» **THE PROBLEM**: Make your reply a word-for-word repeat of the records.

» **PROVIDED MATERIAL**:
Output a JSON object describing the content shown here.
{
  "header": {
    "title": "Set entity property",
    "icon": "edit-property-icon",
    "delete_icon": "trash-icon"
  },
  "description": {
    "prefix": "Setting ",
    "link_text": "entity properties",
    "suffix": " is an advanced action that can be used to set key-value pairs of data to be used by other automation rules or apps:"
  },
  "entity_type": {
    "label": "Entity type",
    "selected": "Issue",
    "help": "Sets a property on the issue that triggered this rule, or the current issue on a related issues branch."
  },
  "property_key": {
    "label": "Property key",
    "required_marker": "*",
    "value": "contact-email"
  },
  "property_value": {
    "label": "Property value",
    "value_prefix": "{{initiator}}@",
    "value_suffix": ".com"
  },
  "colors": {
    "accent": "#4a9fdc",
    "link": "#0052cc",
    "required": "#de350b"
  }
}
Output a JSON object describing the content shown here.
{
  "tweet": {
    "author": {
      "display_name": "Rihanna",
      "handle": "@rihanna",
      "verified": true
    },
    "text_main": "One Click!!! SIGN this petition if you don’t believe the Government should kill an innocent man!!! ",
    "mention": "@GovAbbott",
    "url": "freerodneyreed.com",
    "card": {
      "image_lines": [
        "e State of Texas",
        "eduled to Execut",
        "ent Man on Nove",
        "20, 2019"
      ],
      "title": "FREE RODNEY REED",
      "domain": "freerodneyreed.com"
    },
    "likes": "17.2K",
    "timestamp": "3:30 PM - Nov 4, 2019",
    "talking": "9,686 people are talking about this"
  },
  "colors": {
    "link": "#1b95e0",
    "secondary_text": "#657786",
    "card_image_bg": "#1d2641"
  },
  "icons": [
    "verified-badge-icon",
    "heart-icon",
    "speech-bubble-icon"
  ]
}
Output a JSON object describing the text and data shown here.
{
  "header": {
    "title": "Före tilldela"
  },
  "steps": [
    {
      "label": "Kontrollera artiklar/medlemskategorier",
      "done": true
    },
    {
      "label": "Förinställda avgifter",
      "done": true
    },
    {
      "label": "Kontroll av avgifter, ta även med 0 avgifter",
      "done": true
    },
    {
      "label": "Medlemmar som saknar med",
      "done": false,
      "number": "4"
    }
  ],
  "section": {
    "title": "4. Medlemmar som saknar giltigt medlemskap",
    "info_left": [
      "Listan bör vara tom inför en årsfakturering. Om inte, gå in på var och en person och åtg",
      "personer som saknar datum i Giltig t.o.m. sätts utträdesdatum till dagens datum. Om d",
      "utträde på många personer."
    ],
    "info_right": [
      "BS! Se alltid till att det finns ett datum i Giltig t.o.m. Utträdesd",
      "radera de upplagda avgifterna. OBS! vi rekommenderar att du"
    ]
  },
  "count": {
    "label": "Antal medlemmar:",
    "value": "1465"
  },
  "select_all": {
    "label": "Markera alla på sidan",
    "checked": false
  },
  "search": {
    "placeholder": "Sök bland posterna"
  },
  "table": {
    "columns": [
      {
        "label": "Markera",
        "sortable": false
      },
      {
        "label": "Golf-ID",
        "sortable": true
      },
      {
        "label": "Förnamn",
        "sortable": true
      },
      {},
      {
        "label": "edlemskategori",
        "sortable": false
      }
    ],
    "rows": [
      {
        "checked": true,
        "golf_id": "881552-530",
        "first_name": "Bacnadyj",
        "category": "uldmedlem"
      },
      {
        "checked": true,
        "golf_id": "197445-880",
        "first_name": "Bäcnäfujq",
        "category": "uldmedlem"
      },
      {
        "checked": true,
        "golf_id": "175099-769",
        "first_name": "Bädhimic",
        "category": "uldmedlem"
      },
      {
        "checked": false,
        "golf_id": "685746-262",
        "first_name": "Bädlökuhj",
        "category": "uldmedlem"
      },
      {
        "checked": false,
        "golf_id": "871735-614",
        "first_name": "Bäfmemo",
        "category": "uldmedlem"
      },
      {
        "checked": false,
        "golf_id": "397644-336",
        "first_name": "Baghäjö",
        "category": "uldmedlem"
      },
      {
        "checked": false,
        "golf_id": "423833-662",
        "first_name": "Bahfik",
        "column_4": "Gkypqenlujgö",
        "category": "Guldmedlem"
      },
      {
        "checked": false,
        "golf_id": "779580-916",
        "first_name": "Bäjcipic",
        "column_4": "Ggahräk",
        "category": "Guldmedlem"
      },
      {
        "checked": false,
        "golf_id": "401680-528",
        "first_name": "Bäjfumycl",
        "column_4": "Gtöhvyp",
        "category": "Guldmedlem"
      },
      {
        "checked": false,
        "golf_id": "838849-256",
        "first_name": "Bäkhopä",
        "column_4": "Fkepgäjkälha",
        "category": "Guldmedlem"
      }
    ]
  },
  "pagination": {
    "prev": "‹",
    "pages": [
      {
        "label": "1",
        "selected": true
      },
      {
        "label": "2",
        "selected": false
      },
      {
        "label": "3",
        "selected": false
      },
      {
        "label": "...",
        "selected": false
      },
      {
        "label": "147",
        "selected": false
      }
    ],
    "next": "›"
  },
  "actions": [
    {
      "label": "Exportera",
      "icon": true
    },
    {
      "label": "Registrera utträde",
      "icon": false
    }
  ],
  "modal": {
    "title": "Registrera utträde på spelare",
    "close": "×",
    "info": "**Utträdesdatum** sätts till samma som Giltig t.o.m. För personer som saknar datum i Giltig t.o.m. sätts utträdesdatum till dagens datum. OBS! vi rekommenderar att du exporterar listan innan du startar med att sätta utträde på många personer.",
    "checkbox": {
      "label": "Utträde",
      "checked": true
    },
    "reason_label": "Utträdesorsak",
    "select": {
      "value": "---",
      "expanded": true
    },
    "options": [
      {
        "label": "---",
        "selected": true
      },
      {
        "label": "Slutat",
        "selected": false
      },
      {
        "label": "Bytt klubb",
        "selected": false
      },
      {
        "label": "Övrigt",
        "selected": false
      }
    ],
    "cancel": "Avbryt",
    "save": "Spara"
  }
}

» **REPLY**:
Output a JSON object describing the content shown here.
{
  "header": {
    "title": "Set entity property",
    "icon": "edit-property-icon",
    "delete_icon": "trash-icon"
  },
  "description": {
    "prefix": "Setting ",
    "link_text": "entity properties",
    "suffix": " is an advanced action that can be used to set key-value pairs of data to be used by other automation rules or apps:"
  },
  "entity_type": {
    "label": "Entity type",
    "selected": "Issue",
    "help": "Sets a property on the issue that triggered this rule, or the current issue on a related issues branch."
  },
  "property_key": {
    "label": "Property key",
    "required_marker": "*",
    "value": "contact-email"
  },
  "property_value": {
    "label": "Property value",
    "value_prefix": "{{initiator}}@",
    "value_suffix": ".com"
  },
  "colors": {
    "accent": "#4a9fdc",
    "link": "#0052cc",
    "required": "#de350b"
  }
}
Output a JSON object describing the content shown here.
{
  "tweet": {
    "author": {
      "display_name": "Rihanna",
      "handle": "@rihanna",
      "verified": true
    },
    "text_main": "One Click!!! SIGN this petition if you don’t believe the Government should kill an innocent man!!! ",
    "mention": "@GovAbbott",
    "url": "freerodneyreed.com",
    "card": {
      "image_lines": [
        "e State of Texas",
        "eduled to Execut",
        "ent Man on Nove",
        "20, 2019"
      ],
      "title": "FREE RODNEY REED",
      "domain": "freerodneyreed.com"
    },
    "likes": "17.2K",
    "timestamp": "3:30 PM - Nov 4, 2019",
    "talking": "9,686 people are talking about this"
  },
  "colors": {
    "link": "#1b95e0",
    "secondary_text": "#657786",
    "card_image_bg": "#1d2641"
  },
  "icons": [
    "verified-badge-icon",
    "heart-icon",
    "speech-bubble-icon"
  ]
}
Output a JSON object describing the text and data shown here.
{
  "header": {
    "title": "Före tilldela"
  },
  "steps": [
    {
      "label": "Kontrollera artiklar/medlemskategorier",
      "done": true
    },
    {
      "label": "Förinställda avgifter",
      "done": true
    },
    {
      "label": "Kontroll av avgifter, ta även med 0 avgifter",
      "done": true
    },
    {
      "label": "Medlemmar som saknar med",
      "done": false,
      "number": "4"
    }
  ],
  "section": {
    "title": "4. Medlemmar som saknar giltigt medlemskap",
    "info_left": [
      "Listan bör vara tom inför en årsfakturering. Om inte, gå in på var och en person och åtg",
      "personer som saknar datum i Giltig t.o.m. sätts utträdesdatum till dagens datum. Om d",
      "utträde på många personer."
    ],
    "info_right": [
      "BS! Se alltid till att det finns ett datum i Giltig t.o.m. Utträdesd",
      "radera de upplagda avgifterna. OBS! vi rekommenderar att du"
    ]
  },
  "count": {
    "label": "Antal medlemmar:",
    "value": "1465"
  },
  "select_all": {
    "label": "Markera alla på sidan",
    "checked": false
  },
  "search": {
    "placeholder": "Sök bland posterna"
  },
  "table": {
    "columns": [
      {
        "label": "Markera",
        "sortable": false
      },
      {
        "label": "Golf-ID",
        "sortable": true
      },
      {
        "label": "Förnamn",
        "sortable": true
      },
      {},
      {
        "label": "edlemskategori",
        "sortable": false
      }
    ],
    "rows": [
      {
        "checked": true,
        "golf_id": "881552-530",
        "first_name": "Bacnadyj",
        "category": "uldmedlem"
      },
      {
        "checked": true,
        "golf_id": "197445-880",
        "first_name": "Bäcnäfujq",
        "category": "uldmedlem"
      },
      {
        "checked": true,
        "golf_id": "175099-769",
        "first_name": "Bädhimic",
        "category": "uldmedlem"
      },
      {
        "checked": false,
        "golf_id": "685746-262",
        "first_name": "Bädlökuhj",
        "category": "uldmedlem"
      },
      {
        "checked": false,
        "golf_id": "871735-614",
        "first_name": "Bäfmemo",
        "category": "uldmedlem"
      },
      {
        "checked": false,
        "golf_id": "397644-336",
        "first_name": "Baghäjö",
        "category": "uldmedlem"
      },
      {
        "checked": false,
        "golf_id": "423833-662",
        "first_name": "Bahfik",
        "column_4": "Gkypqenlujgö",
        "category": "Guldmedlem"
      },
      {
        "checked": false,
        "golf_id": "779580-916",
        "first_name": "Bäjcipic",
        "column_4": "Ggahräk",
        "category": "Guldmedlem"
      },
      {
        "checked": false,
        "golf_id": "401680-528",
        "first_name": "Bäjfumycl",
        "column_4": "Gtöhvyp",
        "category": "Guldmedlem"
      },
      {
        "checked": false,
        "golf_id": "838849-256",
        "first_name": "Bäkhopä",
        "column_4": "Fkepgäjkälha",
        "category": "Guldmedlem"
      }
    ]
  },
  "pagination": {
    "prev": "‹",
    "pages": [
      {
        "label": "1",
        "selected": true
      },
      {
        "label": "2",
        "selected": false
      },
      {
        "label": "3",
        "selected": false
      },
      {
        "label": "...",
        "selected": false
      },
      {
        "label": "147",
        "selected": false
      }
    ],
    "next": "›"
  },
  "actions": [
    {
      "label": "Exportera",
      "icon": true
    },
    {
      "label": "Registrera utträde",
      "icon": false
    }
  ],
  "modal": {
    "title": "Registrera utträde på spelare",
    "close": "×",
    "info": "**Utträdesdatum** sätts till samma som Giltig t.o.m. För personer som saknar datum i Giltig t.o.m. sätts utträdesdatum till dagens datum. OBS! vi rekommenderar att du exporterar listan innan du startar med att sätta utträde på många personer.",
    "checkbox": {
      "label": "Utträde",
      "checked": true
    },
    "reason_label": "Utträdesorsak",
    "select": {
      "value": "---",
      "expanded": true
    },
    "options": [
      {
        "label": "---",
        "selected": true
      },
      {
        "label": "Slutat",
        "selected": false
      },
      {
        "label": "Bytt klubb",
        "selected": false
      },
      {
        "label": "Övrigt",
        "selected": false
      }
    ],
    "cancel": "Avbryt",
    "save": "Spara"
  }
}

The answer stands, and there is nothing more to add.